Who decides when we’re in a recession?
Recession is a scary word. Nobody likes to talk about recessions during good economic times because they don’t want to jinx a good thing, and nobody wants to be the first one to say we are in a recession when times look tough because they may be wrong. Ultimately, someone does have to come out and say we are in a recession, but who is that someone? Who has the ultimate responsibility of determining when a recession actually begins and when it ends?
Video Analysis: Defining a Recession
The answer: The National Bureau of Economic Research (NBER) has the responsibility of determining when a recession begins and when it ends. More specifically, it is the Business Cycle Dating Committee within the NBER that decides.

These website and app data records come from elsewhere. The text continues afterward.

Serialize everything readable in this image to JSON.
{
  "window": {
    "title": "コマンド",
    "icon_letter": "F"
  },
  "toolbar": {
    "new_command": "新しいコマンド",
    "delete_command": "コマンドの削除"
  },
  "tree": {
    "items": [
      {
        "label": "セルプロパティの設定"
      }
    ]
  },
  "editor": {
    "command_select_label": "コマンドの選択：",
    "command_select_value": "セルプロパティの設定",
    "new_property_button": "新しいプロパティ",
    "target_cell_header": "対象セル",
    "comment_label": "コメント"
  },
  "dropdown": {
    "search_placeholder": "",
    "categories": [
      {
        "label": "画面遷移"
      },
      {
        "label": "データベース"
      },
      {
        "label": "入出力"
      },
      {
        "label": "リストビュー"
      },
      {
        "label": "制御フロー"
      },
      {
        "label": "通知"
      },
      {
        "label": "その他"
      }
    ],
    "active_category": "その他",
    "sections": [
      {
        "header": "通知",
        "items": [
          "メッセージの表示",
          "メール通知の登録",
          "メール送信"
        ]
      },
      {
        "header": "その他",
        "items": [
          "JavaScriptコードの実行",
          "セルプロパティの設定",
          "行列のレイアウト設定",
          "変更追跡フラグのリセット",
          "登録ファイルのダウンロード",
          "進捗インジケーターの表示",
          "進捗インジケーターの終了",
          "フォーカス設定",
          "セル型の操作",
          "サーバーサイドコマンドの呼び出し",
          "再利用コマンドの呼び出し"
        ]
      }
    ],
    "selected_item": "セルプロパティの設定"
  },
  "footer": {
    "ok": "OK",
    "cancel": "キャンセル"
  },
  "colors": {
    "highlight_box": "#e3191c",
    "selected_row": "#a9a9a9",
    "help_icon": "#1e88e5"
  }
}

On Friday, November 28, 2008, the committee at the NBER announced that the United States entered its most recent recession in December 2007.
What is a Recession?
Many people define a recession using an old rule of thumb that says a recession occurs any time you have two consecutive quarters of negative Gross Domestic Product (GDP) growth. However, this isn’t entirely accurate. According to the NBER:
“A recession is a significant decline in economic activity spread across the economy, lasting more than a few months, normally visible in production, employment, real income, and other indicators. A recession begins when the economy reaches a peak of activity and ends when the economy reaches its trough.”
How Does the NBER Determine We’re in a Recession?
The NBER looks at multiple factors when determining whether or not we are in a recession. But because “a recession is a broad contraction of the economy, not confined to one sector, the committee emphasizes economy-wide measures of economic activity. The committee believes that domestic production and employment are the primary conceptual measures of economic activity.”
– Domestic Production: “The committee believes that the two most reliable comprehensive estimates of aggregate domestic production are normally the quarterly estimate of real Gross Domestic Product and the quarterly estimate of real Gross Domestic Income, both produced by the Bureau of Economic Analysis.”
– Employment: “The committee views the payroll employment measure, which is based on a large survey of employers, as the most reliable comprehensive estimate of employment.”